The back-to-school season can be an exciting time for many children and parents. However, for some, it can also bring about a considerable amount of anxiety and stress. In some cases, these feelings can be so overwhelming that they lead to or exacerbate Post-Traumatic Stress Disorder (PTSD).
In this blog post, we want to raise PTSD awareness. We will study the connection between anxiety during back-to-school time and PTSD. We will also identify triggers, 5 stages of PTSD, and the lasting effects on the body. We want to tell you about two programs that effectively treat PTSD: Intensive Outpatient Program (IOP) and Partial Hospitalization Program (PHP).
What is Back-to-School Anxiety and PTSD?

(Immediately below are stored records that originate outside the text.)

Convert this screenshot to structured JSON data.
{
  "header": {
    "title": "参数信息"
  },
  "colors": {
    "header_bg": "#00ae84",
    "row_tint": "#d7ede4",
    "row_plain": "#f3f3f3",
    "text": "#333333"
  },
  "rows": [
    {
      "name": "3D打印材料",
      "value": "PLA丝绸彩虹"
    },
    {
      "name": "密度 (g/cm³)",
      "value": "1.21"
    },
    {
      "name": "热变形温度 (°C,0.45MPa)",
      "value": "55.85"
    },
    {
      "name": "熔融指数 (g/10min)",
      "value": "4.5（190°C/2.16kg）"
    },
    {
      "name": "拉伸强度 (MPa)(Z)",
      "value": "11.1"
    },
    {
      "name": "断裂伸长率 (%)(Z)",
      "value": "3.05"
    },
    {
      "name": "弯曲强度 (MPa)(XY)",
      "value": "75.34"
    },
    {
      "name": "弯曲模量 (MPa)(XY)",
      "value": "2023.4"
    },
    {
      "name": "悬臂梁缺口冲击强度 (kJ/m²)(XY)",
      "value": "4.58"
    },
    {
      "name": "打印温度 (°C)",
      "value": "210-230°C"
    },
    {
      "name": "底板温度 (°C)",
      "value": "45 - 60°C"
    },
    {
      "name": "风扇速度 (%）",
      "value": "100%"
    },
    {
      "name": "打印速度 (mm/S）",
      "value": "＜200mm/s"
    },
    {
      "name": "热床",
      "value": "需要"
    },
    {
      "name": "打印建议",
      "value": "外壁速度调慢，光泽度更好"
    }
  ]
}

Back-to-school anxiety is a common occurrence among children and adolescents. It can manifest in various forms, such as separation anxiety, social anxiety, test anxiety, and general worries about academic performance. While these feelings are normal to some extent, they can become problematic when they escalate into something more severe, like PTSD.
You can learn the journey through the 5 stages of PTSD. Traumatic events often link to PTSD, but ongoing stressors like school pressure and anxiety can also trigger or worsen it. When a child experiences a traumatic event at or related to school, such as bullying, academic failure, or even a school shooting, it can lead to symptoms of PTSD, including flashbacks, nightmares, hypervigilance, and avoidance behavior.
Recognizing the Triggers
School Violence: Exposure to violence or threats at school can lead to trauma and severe anxiety.
What are the 5 Stages of PTSD?
Post-Traumatic Stress Disorder (PTSD) is a multi-faceted disorder that can manifest and progress through several stages. Here, we elucidate the five stages of PTSD to help parents better understand the journey their child might undergo:
Impact or Emergency Stage: Immediately after the traumatic event, the individual might experience intense shock, confusion, or even disbelief. It's a survival mechanism that helps the person cope with the immediate aftermath.
Denial/Numbing Stage: In this stage, the person tries to avoid thinking, feeling, or discussing the traumatic event. Emotional "numbing" is a defense mechanism that blocks out trauma and makes a person seem detached or unaffected.
Rescue Stage (including Intrusive or Repetitive stage): Memories of trauma can intrude and cause flashbacks and repetitive thoughts. This can be distressing, as the person may feel like they're reliving the trauma over and over again.
Short-term Recovery or Intermediate Stage: Here, the individual starts coming to terms with the traumatic event. They may use coping strategies, seek help from loved ones or professionals, and slowly get back to their usual routine.
Long-term Reconstruction or Recovery Stage: This is a period of acceptance and adaptation. The trauma may never fully go away. However, the person learns to deal with it. They incorporate the experience into their life. They may even find personal growth or meaning from it.
Parents can support their child with PTSD by learning about these stages. This will give them a guide to understand and help their child through the challenges.
Other Specified Trauma and Stressor-Related Disorder (OSTSRD)
Trauma causes PTSD, but professionals can also diagnose OSTSRD. Those who experience symptoms of traumatic stress that don't necessarily align with traditional PTSD criteria receive this diagnosis. It underscores the fact that trauma can manifest uniquely in each individual, not always fitting neatly into predefined boxes. By understanding OSTSRD, parents can better appreciate the spectrum of trauma-related disorders and ensure their child gets appropriate support.
How Innerspace Counseling Can Help
Innerspace Counseling helps children, adolescents, and adults with mental health issues like anxiety, depression, PTSD, and more. They offer a treatment plan designed to meet individual needs, including:
Intensive Outpatient Program (IOP): IOP is an effective treatment option for children, teens, adults, and perinatal individuals with moderate to severe anxiety or PTSD. It provides therapy and support. This includes individual and group therapy, family sessions, and medication management. It also allows them to go to school and maintain their daily routines.
Partial Hospitalization Program (PHP): PHP is a more intensive level of care that provides a higher level of support and structure. PHP includes everything IOP has but requires more days and hours a week. It's suitable for teens, adults, and perinatal individuals who require more intensive treatment for their mental health concerns.
Psychiatric Evaluation and Medication Management: Innerspace Counseling has experienced psychiatrists who can provide thorough evaluations and medication management when necessary.
Innerspace Counseling assists children and adolescents who experience school anxieties and PTSD. They offer various programs such as IOP and PHP. Additionally, they provide therapies like DBT and psychiatric support.
If your child is struggling with back-to-school anxiety or PTSD, don't hesitate to reach out to Innerspace Counseling. They help your child succeed in school and beyond, boosting their confidence and overall well-being. Remember, early intervention is key to a brighter and more promising future for your child.